Executive Search Turkey
Find the best-suited executives through executive search in Turkey. Our team will work with you on defining and detailing the role and making sure you are fully aware of all Turkish laws and norms as they relate to executive hires. We will recommend the best approach- a full time position or an interim position - depending on your industry, position and timeline. Browse below our database of Turkish executives or contact one of our local recruiting experts about a specific search assignment that we can help you fill.
Executive Search for Talent in Turkey
We can appreciate how difficult it can be to find the ideal executive for your organization in Turkey. Let us do the search for you, within 7-10 days we will present you a selection of available candidates in Turkey.

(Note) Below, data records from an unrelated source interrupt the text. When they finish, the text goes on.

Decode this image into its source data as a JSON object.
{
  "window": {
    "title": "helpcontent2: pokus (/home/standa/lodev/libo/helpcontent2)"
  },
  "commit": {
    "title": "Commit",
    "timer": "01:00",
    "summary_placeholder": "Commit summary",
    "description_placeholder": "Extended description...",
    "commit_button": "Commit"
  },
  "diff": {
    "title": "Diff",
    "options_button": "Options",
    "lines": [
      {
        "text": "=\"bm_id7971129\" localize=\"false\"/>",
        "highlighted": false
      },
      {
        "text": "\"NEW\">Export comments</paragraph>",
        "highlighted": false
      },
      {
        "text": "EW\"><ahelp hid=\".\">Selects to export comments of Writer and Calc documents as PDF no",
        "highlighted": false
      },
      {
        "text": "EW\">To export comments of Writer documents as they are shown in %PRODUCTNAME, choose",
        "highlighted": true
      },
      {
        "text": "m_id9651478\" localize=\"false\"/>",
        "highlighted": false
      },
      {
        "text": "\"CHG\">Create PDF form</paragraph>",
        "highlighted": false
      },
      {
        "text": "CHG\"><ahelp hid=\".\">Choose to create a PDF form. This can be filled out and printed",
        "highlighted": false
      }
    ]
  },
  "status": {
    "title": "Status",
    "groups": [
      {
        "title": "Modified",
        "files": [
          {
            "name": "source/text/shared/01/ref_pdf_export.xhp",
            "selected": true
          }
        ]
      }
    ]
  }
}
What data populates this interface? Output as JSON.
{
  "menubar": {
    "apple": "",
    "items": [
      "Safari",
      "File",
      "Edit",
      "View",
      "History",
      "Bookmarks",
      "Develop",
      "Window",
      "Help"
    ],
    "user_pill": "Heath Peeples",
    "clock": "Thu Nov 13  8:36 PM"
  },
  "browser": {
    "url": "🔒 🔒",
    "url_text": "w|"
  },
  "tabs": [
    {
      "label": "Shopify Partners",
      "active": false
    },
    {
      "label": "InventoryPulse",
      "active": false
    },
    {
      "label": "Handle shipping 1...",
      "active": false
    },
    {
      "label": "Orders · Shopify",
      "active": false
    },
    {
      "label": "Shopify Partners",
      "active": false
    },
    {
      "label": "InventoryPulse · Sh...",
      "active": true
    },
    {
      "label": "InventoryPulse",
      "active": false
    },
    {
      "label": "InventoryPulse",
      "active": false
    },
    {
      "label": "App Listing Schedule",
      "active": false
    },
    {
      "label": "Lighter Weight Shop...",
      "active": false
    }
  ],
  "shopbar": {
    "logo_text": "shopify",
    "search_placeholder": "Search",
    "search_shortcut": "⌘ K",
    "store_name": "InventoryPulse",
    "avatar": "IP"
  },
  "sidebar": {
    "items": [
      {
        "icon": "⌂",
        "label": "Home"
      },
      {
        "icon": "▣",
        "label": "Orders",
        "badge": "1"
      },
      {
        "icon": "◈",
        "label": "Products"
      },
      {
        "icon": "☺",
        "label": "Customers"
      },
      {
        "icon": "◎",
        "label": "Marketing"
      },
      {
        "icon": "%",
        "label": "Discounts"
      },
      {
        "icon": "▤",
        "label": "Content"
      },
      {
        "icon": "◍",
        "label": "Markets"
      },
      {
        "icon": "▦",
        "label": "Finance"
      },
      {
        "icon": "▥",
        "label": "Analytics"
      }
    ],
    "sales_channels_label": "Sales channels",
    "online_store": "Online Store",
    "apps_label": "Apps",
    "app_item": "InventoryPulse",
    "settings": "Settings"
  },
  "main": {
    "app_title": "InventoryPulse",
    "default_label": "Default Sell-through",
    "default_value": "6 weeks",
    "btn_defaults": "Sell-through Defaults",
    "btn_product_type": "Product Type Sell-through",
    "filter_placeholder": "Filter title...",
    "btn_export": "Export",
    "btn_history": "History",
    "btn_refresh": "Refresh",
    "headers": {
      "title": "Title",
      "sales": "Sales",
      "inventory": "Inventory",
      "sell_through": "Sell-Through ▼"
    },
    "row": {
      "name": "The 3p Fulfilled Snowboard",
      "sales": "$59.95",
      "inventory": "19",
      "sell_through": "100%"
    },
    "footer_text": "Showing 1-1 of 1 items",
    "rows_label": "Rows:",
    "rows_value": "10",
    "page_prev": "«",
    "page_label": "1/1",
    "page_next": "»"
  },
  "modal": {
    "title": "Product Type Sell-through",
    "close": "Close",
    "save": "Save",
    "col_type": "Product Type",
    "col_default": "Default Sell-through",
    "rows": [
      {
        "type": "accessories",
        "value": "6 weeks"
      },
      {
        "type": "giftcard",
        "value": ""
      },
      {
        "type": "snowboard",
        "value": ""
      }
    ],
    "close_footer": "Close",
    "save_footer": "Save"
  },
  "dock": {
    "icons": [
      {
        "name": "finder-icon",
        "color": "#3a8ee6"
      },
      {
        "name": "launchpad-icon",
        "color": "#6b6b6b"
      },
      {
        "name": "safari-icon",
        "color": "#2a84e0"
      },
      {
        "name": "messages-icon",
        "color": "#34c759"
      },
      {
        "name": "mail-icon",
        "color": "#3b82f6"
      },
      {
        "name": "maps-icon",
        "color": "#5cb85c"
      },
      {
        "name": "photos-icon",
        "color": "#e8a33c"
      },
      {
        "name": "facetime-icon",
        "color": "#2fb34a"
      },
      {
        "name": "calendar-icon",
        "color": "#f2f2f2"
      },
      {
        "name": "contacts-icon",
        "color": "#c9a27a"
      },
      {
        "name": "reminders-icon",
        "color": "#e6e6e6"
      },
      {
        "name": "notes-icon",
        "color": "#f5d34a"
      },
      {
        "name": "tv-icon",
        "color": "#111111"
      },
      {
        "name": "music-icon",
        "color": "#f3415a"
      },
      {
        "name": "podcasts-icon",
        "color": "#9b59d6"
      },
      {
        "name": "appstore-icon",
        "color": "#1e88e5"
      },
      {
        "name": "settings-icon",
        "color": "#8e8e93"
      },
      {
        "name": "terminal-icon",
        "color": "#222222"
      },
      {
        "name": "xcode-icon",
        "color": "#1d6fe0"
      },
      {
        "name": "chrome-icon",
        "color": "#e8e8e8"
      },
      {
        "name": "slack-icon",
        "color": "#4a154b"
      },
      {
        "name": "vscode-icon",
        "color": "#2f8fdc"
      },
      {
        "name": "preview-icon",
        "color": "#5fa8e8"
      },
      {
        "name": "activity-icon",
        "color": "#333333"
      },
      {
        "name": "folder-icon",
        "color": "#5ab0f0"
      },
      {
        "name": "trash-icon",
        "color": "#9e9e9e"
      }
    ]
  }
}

These are some of our “all-stars!” Browse our list of available candidates below:
Turkey Executive Search: Use the form below
Labor Laws in Turkey
Hiring executives in Turkey should not be taken lightly, and you must be aware of the local laws and norms before starting the executive search and recruitment process. While investigating the possibility of conducting an executive search in Turkey, it is important to gain a clear understanding of Turkey’s labor laws. Here are some Turkish labor laws to consider.
The Constitution affirms the right of workers to form labor unions "without obtaining permission" and "to possess the right to become a member of a union and affirm the right of workers to bargain collectively and to strike, respectively.”
Turkey is a member of the International Labor Organization, and a signatory to the Freedom of Association and Protection of the Right to Organize Convention and Right to Organize and Collective Bargaining Convention of 1949.
Turkish Business Background
Turkey’s economic background may be studied according to sub-periods signified with major changes in economic policy: 1923-1929, when development policy emphasized private accumulation; 1929-1945, when development policy emphasized state accumulation in a period of global crises; 1950-1980, a period of state guided industrialization based on import substituting protectionism; 1980 onwards, opening of the Turkish economy to liberal trade in goods, services and financial market transactions. However, one distinct characteristic arises from 1923–1985, in large part as a result of government policies. A backward economy developed into a complex economic system producing a wide range of agricultural, industrial, and service products for both domestic and export markets. The economy grew at an average annual rate of six percent.